Allotments have, after all, been copied everywhere from Germany to Japan. In Japan more allotments have been opened in the last ten years than we have all together in the UK. While the Japanese are recognising the enormous health and social benefits provided by allotments, getting rid of unworkable Victorian style parks to make way for them, the UK is doing the opposite. The LDA particularly continues to undervalue and destroy them instead of taking pride and showcasing them.
Manor Gardening Society would like to feed the Olympic athlete from the smallest country, open a visitors centre showing our history which would incorporate the fascinating story of Major Arthur Villiers, our founder, who was great friend with Churchill. The history of the Dig for Victory campaign and the waves of immigration into UK which has created the wonderful diversity of our allotment and London communities.
Making the allotments into a central feature of the Olympic and Legacy Parks would send out the clearest possible signal to the world about the UK's ambitions for food production, health for all and environmentally sustainable living. Preserving into the bargain a rich plant and animal life.
Django Bates, composer and Professor of Music at the University of Copenhagen says, 'Blair has promised the 'greenest Olympics ever, yet plans to destroy the historical Manor Garden Allotments to make way for a footpath are still in place. The people who are fighting to continue to grow andshare produce, on land that was bequeathed to them in perpetuity, are truly 'green'. So far, the Olympic planners are not.'
I am writing to express my despair at the destruction of the remaining green areas of this district by the Olympic juggernaut. I refer to the Manor Garden Allotments, the Bully Point Reserve & Cycleway, Bow Back Rivers, even the famous Hackney Marsh football pitches. It seems extraordinary that in the name of sport what actually exists and is enjoyed has to die for the sake of a month long jamboree of little interest to most Londoners. Elite sport is corrupt, essentially unhealthy and regularly spawns enormous stadia of burdensome proportions to the cities foolish enough to build them. Any talk of a "green games"is evidently guff designed to disguise the enormous destruction wrought by politicians' megalomania.
While I dare say it is too late to stop the Olympic madness t would at least indicate London's politicians have some environmental understanding if they were to leave the allotments alone - they were after all granted in perpetuity.

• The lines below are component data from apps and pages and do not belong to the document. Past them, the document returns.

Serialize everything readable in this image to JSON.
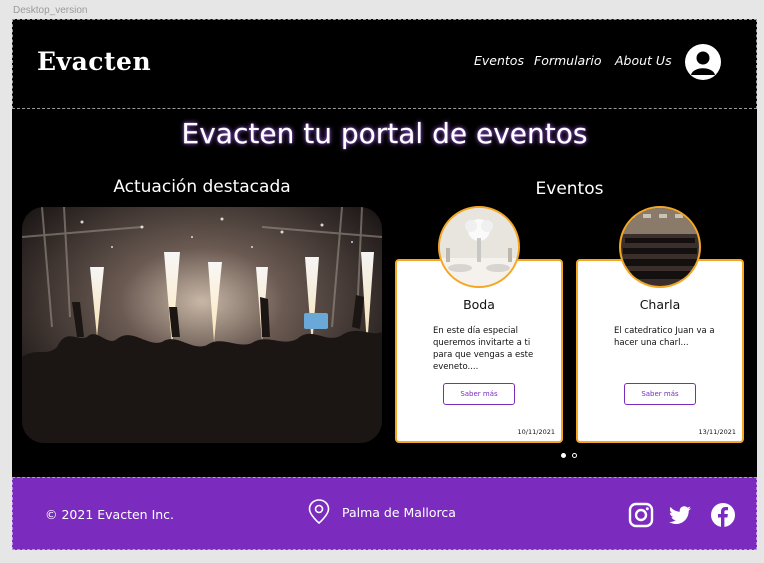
{
  "frame": {
    "label": "Desktop_version"
  },
  "header": {
    "logo": "Evacten",
    "nav": [
      {
        "label": "Eventos"
      },
      {
        "label": "Formulario"
      },
      {
        "label": "About Us"
      }
    ],
    "user_icon": "user-circle-icon"
  },
  "main": {
    "title": "Evacten tu portal de eventos",
    "featured": {
      "title": "Actuación destacada"
    },
    "events": {
      "title": "Eventos",
      "cards": [
        {
          "name": "Boda",
          "description": "En este día especial queremos invitarte a ti para que vengas a este eveneto....",
          "button": "Saber más",
          "date": "10/11/2021"
        },
        {
          "name": "Charla",
          "description": "El catedratico Juan va a hacer una charl...",
          "button": "Saber más",
          "date": "13/11/2021"
        }
      ],
      "carousel": {
        "current": 1,
        "total": 2
      }
    }
  },
  "footer": {
    "copyright": "© 2021 Evacten Inc.",
    "location": "Palma de Mallorca",
    "icons": [
      "location-pin-icon",
      "instagram-icon",
      "twitter-icon",
      "facebook-icon"
    ]
  },
  "colors": {
    "accent": "#7b2cbf",
    "card_border": "#f5a623",
    "background": "#000000"
  }
}
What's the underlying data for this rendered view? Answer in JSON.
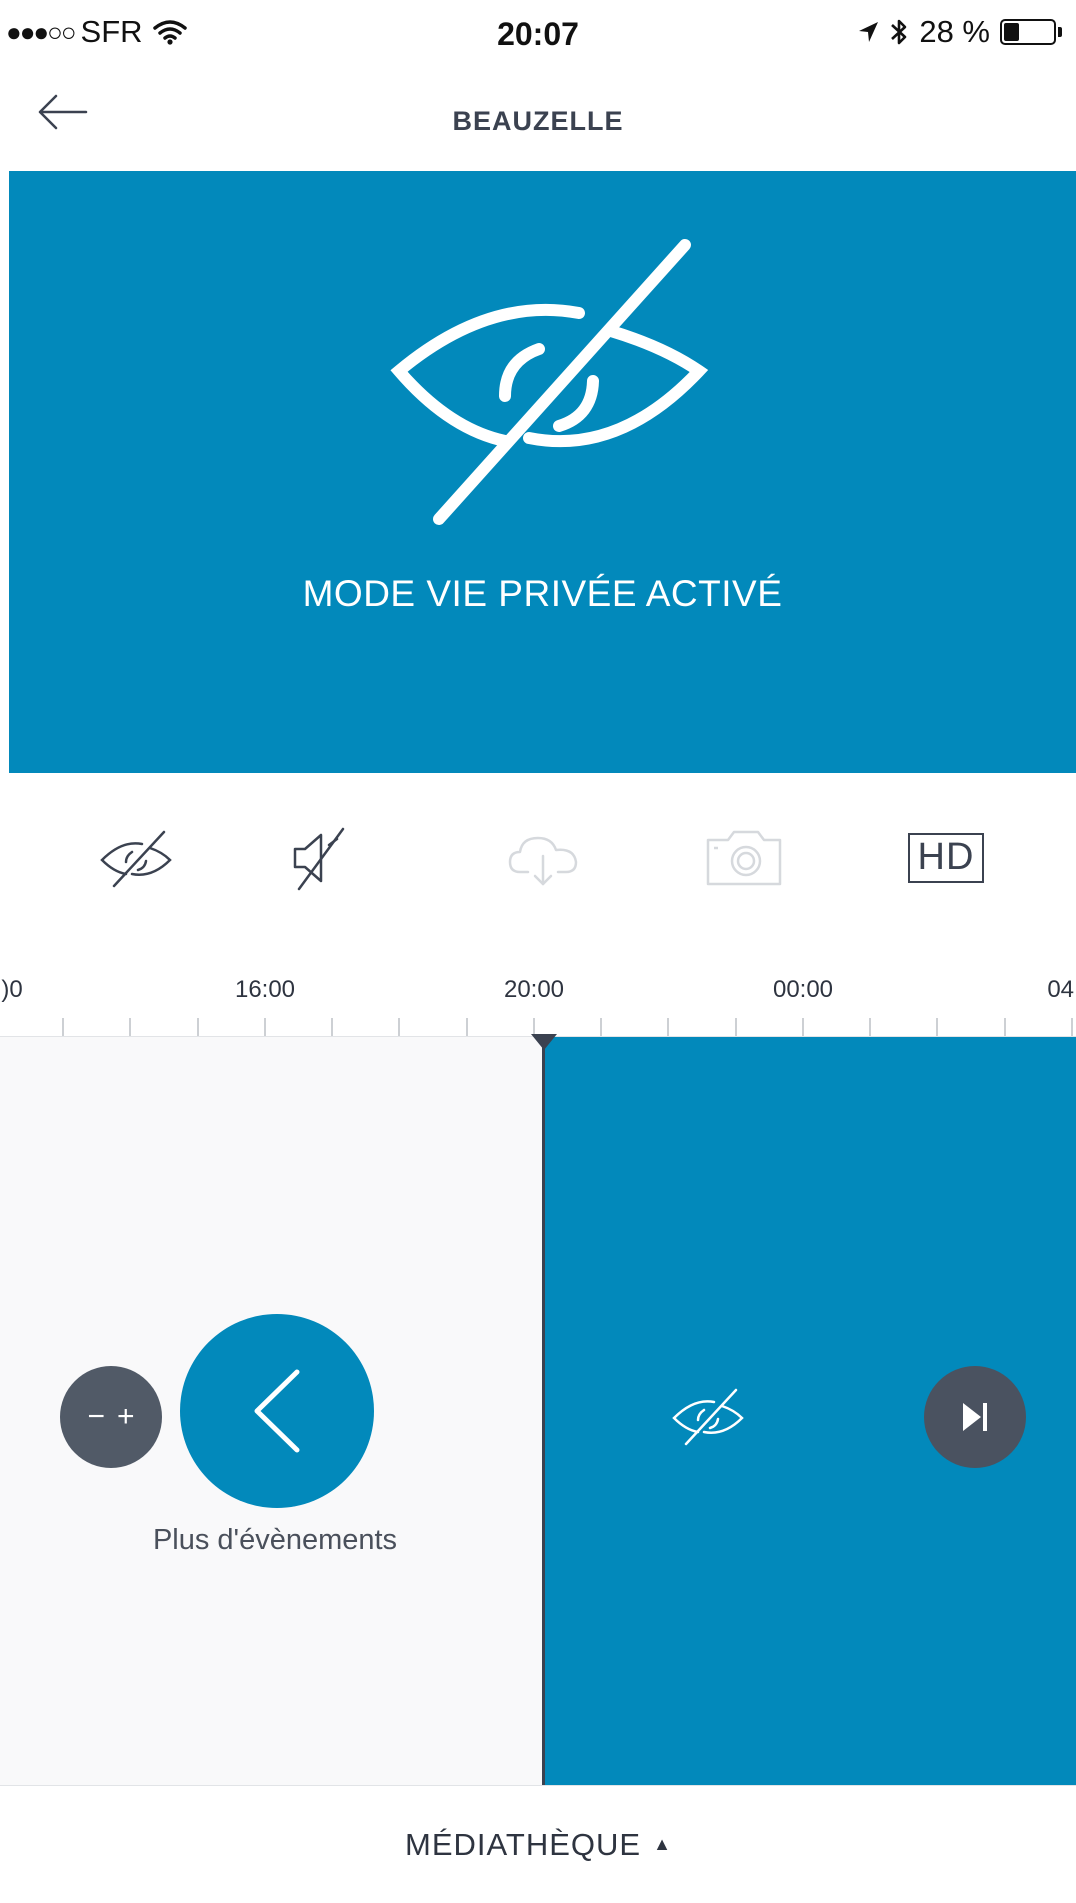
{
  "status_bar": {
    "signal": "●●●○○",
    "carrier": "SFR",
    "time": "20:07",
    "battery": "28 %",
    "battery_level": 0.28
  },
  "nav": {
    "title": "BEAUZELLE",
    "back_icon": "arrow-left-icon"
  },
  "hero": {
    "background_color": "#0289bb",
    "icon": "eye-slash-icon",
    "message": "MODE VIE PRIVÉE ACTIVÉ"
  },
  "toolbar": {
    "items": [
      {
        "name": "privacy-toggle",
        "icon": "eye-slash-icon",
        "enabled": true
      },
      {
        "name": "sound-toggle",
        "icon": "speaker-muted-icon",
        "enabled": true
      },
      {
        "name": "cloud-download",
        "icon": "cloud-download-icon",
        "enabled": false
      },
      {
        "name": "snapshot",
        "icon": "camera-icon",
        "enabled": false
      },
      {
        "name": "hd-toggle",
        "label": "HD",
        "enabled": true
      }
    ]
  },
  "timeline": {
    "labels": [
      ")0",
      "16:00",
      "20:00",
      "00:00",
      "04:"
    ],
    "current_time": "20:07"
  },
  "events": {
    "zoom_minus": "−",
    "zoom_plus": "+",
    "more_label": "Plus d'évènements",
    "accent_color": "#0289bb"
  },
  "bottom_bar": {
    "label": "MÉDIATHÈQUE",
    "arrow": "▲"
  }
}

Lord Coe and Tony Blair claim that the 2012 London Olympics are to be the greenest most environmentally sustainable games ever. Then why do they propose the demolition of the one hundred year old Manor Gardens allotments on the site? Surely a communal vegetable garden is a "cutting edge example of sustainability" and should be incorporated into the Olympic park not destroyed.
Manor gardens is multi cultural community that promotes exercise and a healthy diet for all ages; is a benefit to wild life and the environment and is affordable to anyone. Practically all the sheds and greenhouses are made from recycled materials and no Gas or Electricity is used.
Manor Gardens is not situated at a crucial site in the scheme and could easily be saved with no impact on the overall plans for the games.
If Blair and Coe can think of any activity that is more sustainable than growing ones own food then we would be very interested to hear about it. If not then perhaps they should be incorporating more allotments into these Olympics rather than destroying this beautiful place that many generations of East Londoners have invested so much in.
Matt and Cathryn Moffatt. (Plotholders)
I went to the beautiful Manor Gardens Allotments in Hackney when visiting from New York last autumn. I felt I learned more about London there than from circling in the Eye.
I am horrified at an Olympic Plan that would destroy the network of life sustaining relationships I saw--relationships between plants, birds, and soil and between local people, some of nationalities that in other places are at war with one another.
The Prime Minister's comments extolling the 'cutting edge sustainability' of the plans for the London Olympics reveal that he does not understand either sustainability or the purpose of the Olympics.
Carol Williams Sag Harbor, New York
last updated: 28/12/2007 at 15:00